EMU Governance: An interdisciplinary perspective

Jack Seddon (St John's College, Oxford)

The EMU project may still be riddled with uncertainty, but some of the fog is lifting. Today, only the most uncritical Europhiles would dare to think that enough has been done to ensure prosperity and economic security going-forward, while only those rhetorically trapped by prior-grave-predictions continue to write-off the prospect that this aspiration may yet become reality. The increasingly open space in between means there is work to be done. On 11th and 12th March 2014, the Political Economy of Financial Markets (PEFM) programme, in collaboration with the Santander Fellowship at the European Studies Centre, rolled up its sleeves in response to this emergent space for debate and sponsored a unique seminar on the future of EMU governance. The seminar was entitled: 'The Governance of EMU: Recasting Political, Fiscal and Financial Integration'. The broad aim was to graft scholarly content into the on-going EMU governance debates and to add new systematic analysis that might better explain the emergent trajectories. This academic seminar, conducted as a roundtable under the Chatham House Rule, brought together economists, economic historians, political scientists and international relations experts - as well as some officials and market participants - from several European countries and the United States.

Sunday, 2 March 2014

Global Monetary and Regulatory Spillovers

Heraclitus writes:

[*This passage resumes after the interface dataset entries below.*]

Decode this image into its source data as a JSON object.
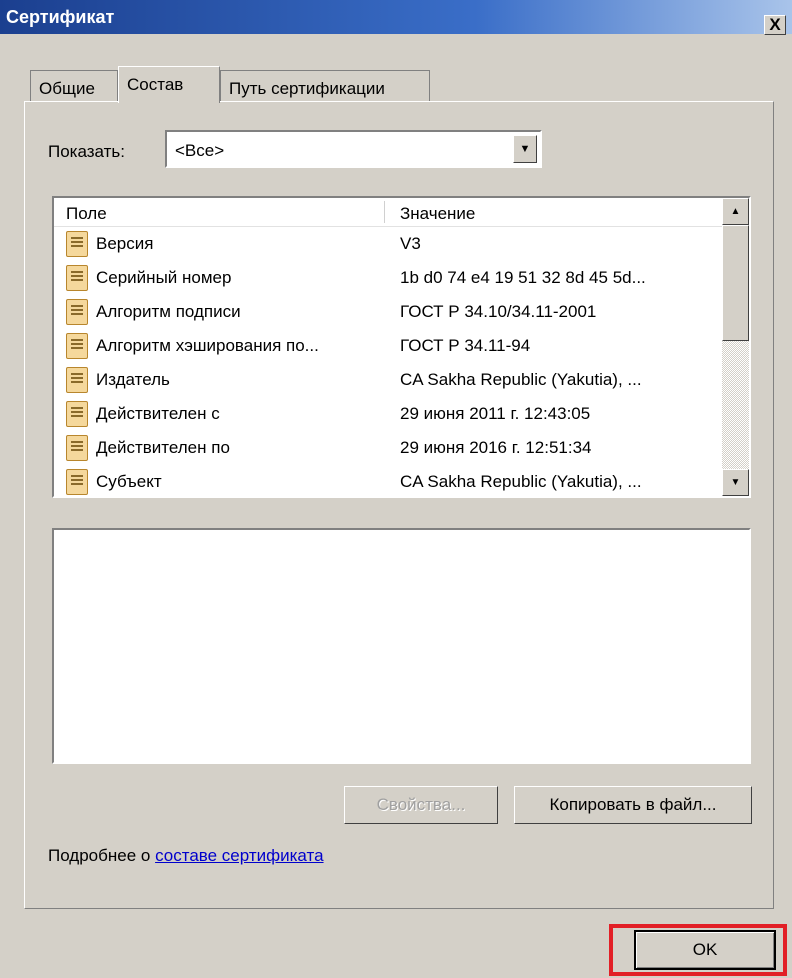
{
  "window": {
    "title": "Сертификат",
    "close_label": "X"
  },
  "tabs": [
    {
      "label": "Общие"
    },
    {
      "label": "Состав",
      "active": true
    },
    {
      "label": "Путь сертификации"
    }
  ],
  "filter": {
    "label": "Показать:",
    "value": "<Все>"
  },
  "table": {
    "columns": [
      "Поле",
      "Значение"
    ],
    "rows": [
      {
        "field": "Версия",
        "value": "V3"
      },
      {
        "field": "Серийный номер",
        "value": "1b d0 74 e4 19 51 32 8d 45 5d..."
      },
      {
        "field": "Алгоритм подписи",
        "value": "ГОСТ Р 34.10/34.11-2001"
      },
      {
        "field": "Алгоритм хэширования по...",
        "value": "ГОСТ Р 34.11-94"
      },
      {
        "field": "Издатель",
        "value": "CA Sakha Republic (Yakutia), ..."
      },
      {
        "field": "Действителен с",
        "value": "29 июня 2011 г. 12:43:05"
      },
      {
        "field": "Действителен по",
        "value": "29 июня 2016 г. 12:51:34"
      },
      {
        "field": "Субъект",
        "value": "CA Sakha Republic (Yakutia), ..."
      }
    ]
  },
  "buttons": {
    "properties": "Свойства...",
    "copy_to_file": "Копировать в файл...",
    "ok": "OK"
  },
  "more_info": {
    "prefix": "Подробнее о ",
    "link": "составе сертификата"
  },
  "icons": {
    "field_icon": "certificate-field-icon",
    "scroll_up": "scroll-up-arrow-icon",
    "scroll_down": "scroll-down-arrow-icon",
    "dropdown": "dropdown-arrow-icon"
  },
  "colors": {
    "title_bar": "#1b3f8f",
    "dialog_bg": "#d4d0c8",
    "link": "#0000cc",
    "highlight": "#e21f26"
  }
}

Since the onset of the global and euro area crises, advanced economy governments have introduced new policy approaches that have changed the monetary and regulatory landscape – including unconventional monetary policies in major economies and the agreement by bank regulators on Basel III. In today’s interdependent economy, such policies spill across borders: these changes have indeed had a substantial effect on emerging and developing countries in all regions. On 12th February, 2012, the Global Economic Governance (GEG) Programme and the Blavatnik School of Government, in association with the Political Economy of Financial Markets (PEFM) programme, hosted a high-level international roundtable on how monetary and regulatory spillovers are affecting emerging and developing countries, and what policy responses are called for.